Listen To Why Robert Plant’s Vocals Are Legendary With 5 Isolated Tracks

Advertisement

via @Jirkis _ | Youtube

Advertisement
Advertisement

Thanks to his stage presence and clothing, he created one of the most iconic images in the history of rock and due to his particular vocal style, he is considered by the Encyclopedia Britannica as the creator of the sound that defined the voice of hard rock and heavy metal.

Influenced by various American blues and rock and roll artists, in the early 1960s he began his career as a vocalist in some English bands.

Advertisement

When he was a child he used to hide behind the curtains of the house at Christmas and try to imitate Elvis. There was a certain atmosphere between the curtains and the French windows, there was a certain sound for a 10-year-old boy. That was all the vibe he got at age 10.

In 1962 he performed for the first time as a singer at a skating rink in the town of Swadlincote, Midlands, and soon after he left his studies as a certified public accountant to start a career in the blues scene of that English region.

At 16 he left home and began his true musical education, moving from group to group and expanding his knowledge of blues and other kinds of music worth listening to.

Plant sounds imbued with nature and the transcendental, beyond his narration. Below, you can listen to the isolated tracks that channel his amazing voice, where it is clearly appreciated why these are the songs where he could most develop the colors of his voice and his vocal mastery.

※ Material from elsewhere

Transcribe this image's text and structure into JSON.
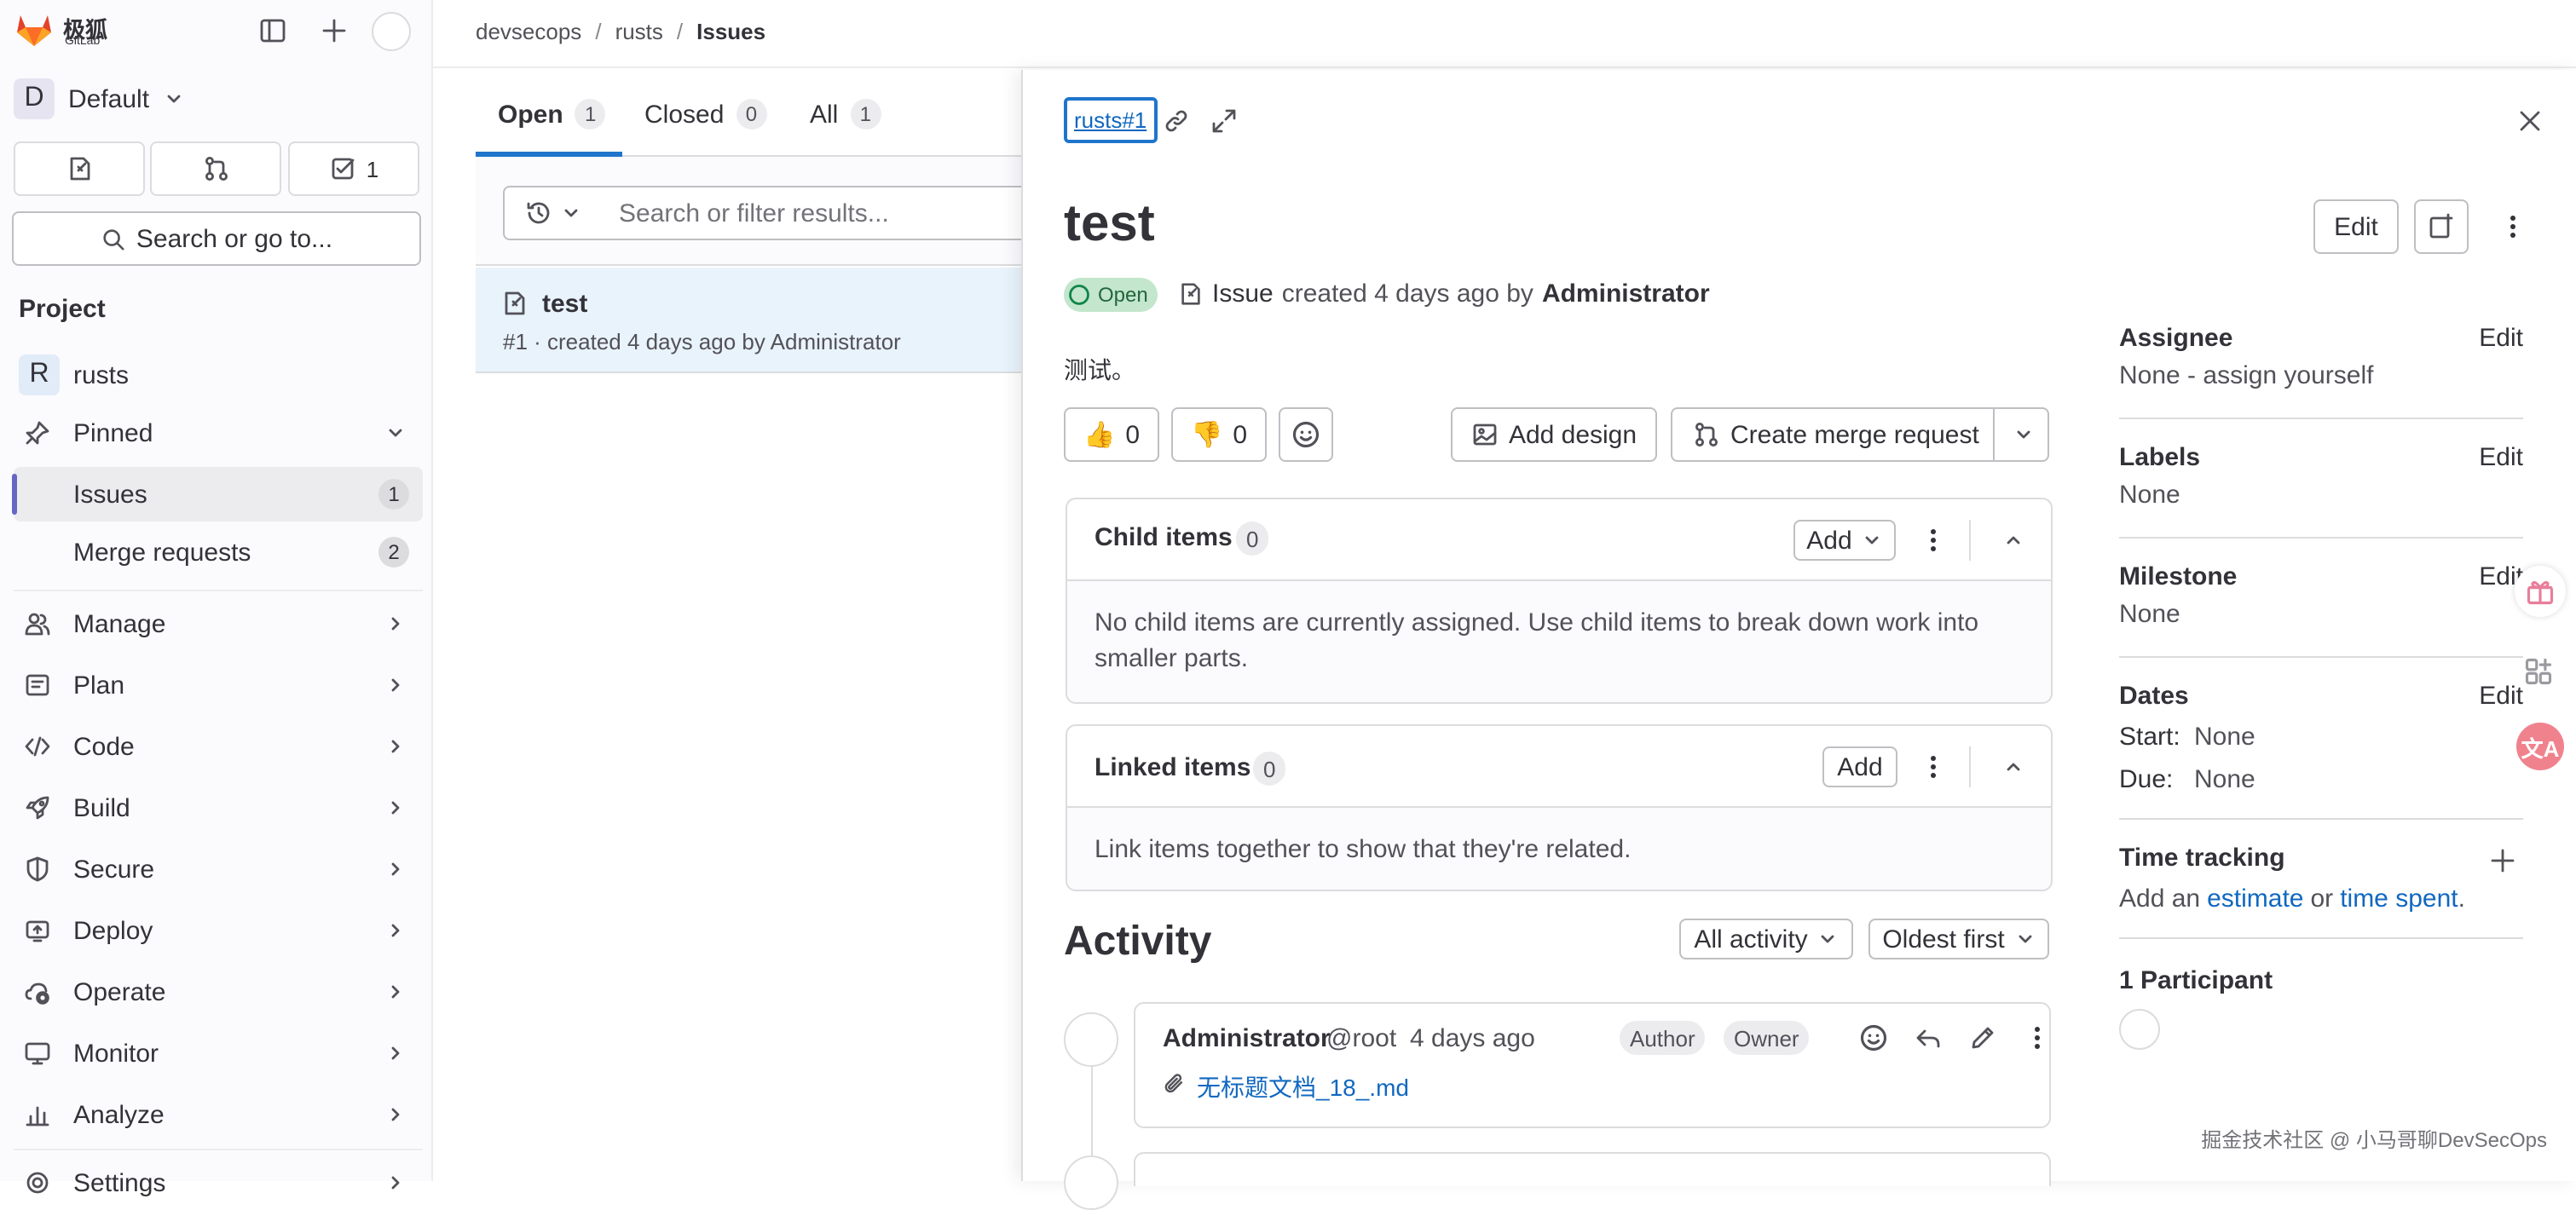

Robert Plan goes through the sweetness, the characteristical rock scream that at times resembles a cry, and the seriousness as if he were a storyteller.

Stairway To Heaven

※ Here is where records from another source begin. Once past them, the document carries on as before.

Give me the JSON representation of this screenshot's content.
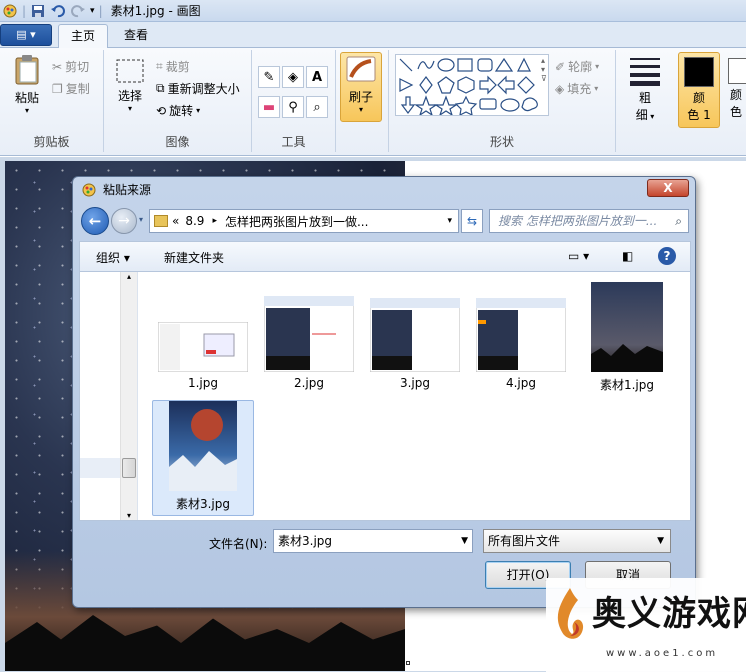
{
  "app": {
    "title": "素材1.jpg - 画图"
  },
  "tabs": {
    "file_label": "",
    "home": "主页",
    "view": "查看"
  },
  "ribbon": {
    "clipboard": {
      "paste": "粘贴",
      "cut": "剪切",
      "copy": "复制",
      "group": "剪贴板"
    },
    "image": {
      "select": "选择",
      "crop": "裁剪",
      "resize": "重新调整大小",
      "rotate": "旋转",
      "group": "图像"
    },
    "tools": {
      "group": "工具"
    },
    "brush": {
      "label": "刷子"
    },
    "shapes": {
      "outline": "轮廓",
      "fill": "填充",
      "group": "形状"
    },
    "size": {
      "label1": "粗",
      "label2": "细"
    },
    "color1": {
      "label1": "颜",
      "label2": "色 1"
    },
    "color2": {
      "label1": "颜",
      "label2": "色"
    }
  },
  "dialog": {
    "title": "粘贴来源",
    "close": "X",
    "path": {
      "prefix": "«",
      "folder": "8.9",
      "sep": "▸",
      "current": "怎样把两张图片放到一做..."
    },
    "search_placeholder": "搜索 怎样把两张图片放到一...",
    "organize": "组织 ▾",
    "new_folder": "新建文件夹",
    "files": [
      {
        "name": "1.jpg"
      },
      {
        "name": "2.jpg"
      },
      {
        "name": "3.jpg"
      },
      {
        "name": "4.jpg"
      },
      {
        "name": "素材1.jpg"
      },
      {
        "name": "素材3.jpg"
      }
    ],
    "filename_label": "文件名(N):",
    "filename_value": "素材3.jpg",
    "filetype": "所有图片文件",
    "open": "打开(O)",
    "cancel": "取消"
  },
  "watermark": {
    "brand": "奥义游戏网",
    "url": "www.aoe1.com"
  },
  "colors": {
    "accent": "#1d4f9c",
    "brush_bg": "#f7c65a",
    "close": "#c4452c"
  }
}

“Stairway to Heaven” is one of Led Zeppelin’s most popular songs and one of the most special in rock in general. The song appeared on one of the band’s most celebrated albums, Led Zeppelin IV (1971), and became one of the most important rock classics of all time.

 

Whole Lotta Love

Whole Lotta Love , the most provocative and controversial song in Led Zeppelin’s history remains a milestone in rock more than fifty years after its release. The words ” I’m gonna give ya every inch of my love ” sung by Robert Plant resound every day in the most desperate corners of the world even though the song was never released as a single in the UK.

 

Ramble On

If anyone thought that using the Lord of the Rings theme in the world of Rock was going to be something due to the bland Power Metal groups of the late 20th century, they are quite wrong. Led Zeppelin has referenced Tolkien’s work several times. In “Ramble On” they do it for the first time, with explicit references to “Mordor” and “Gollum” and all this talking about women. An otherwise exquisite song where the whole band shines at a great height.

 

Kashmir

In 1974 Jimmy Page, Robert Plant, and John Bonham co-wrote “Kashmir”, one of the star pieces of “Physical Griffity” (1975), a double LP that was the first released by Led Zeppelin on their own Swan Song Records label. “Kashmir”, a sensational rock cut with orchestral arrangements and a dreamlike-desert evocation in the text with Arabic sections provided by John Paul Jones’s mellotron, was produced, like all those of the British group, by Jimmy Page… Oh, pilot of the storm who leaves no trace, like thoughts inside a dream, heed the path that led me to that place, yellow desert stream… Magnificent song.

 

Since I’ve Been Loving You

“Since I’ve Been Loving You” is a blues-rock song by the English rock band Led Zeppelin, released in the UK on October 5, 1970, on the album Led Zeppelin III. It was one of the first songs that the group prepared for their masterful album Led Zeppelin III. “Since I’ve Been Loving You” was recorded live, with almost no final retouching. John Paul Jones accompanied by his now-famous Hammond organ, also took charge of the bass line using the bass pedals. It was the only track from the third album that the band had played live prior to the recording of the album, yet members of the band have acknowledged that it was the most difficult to record.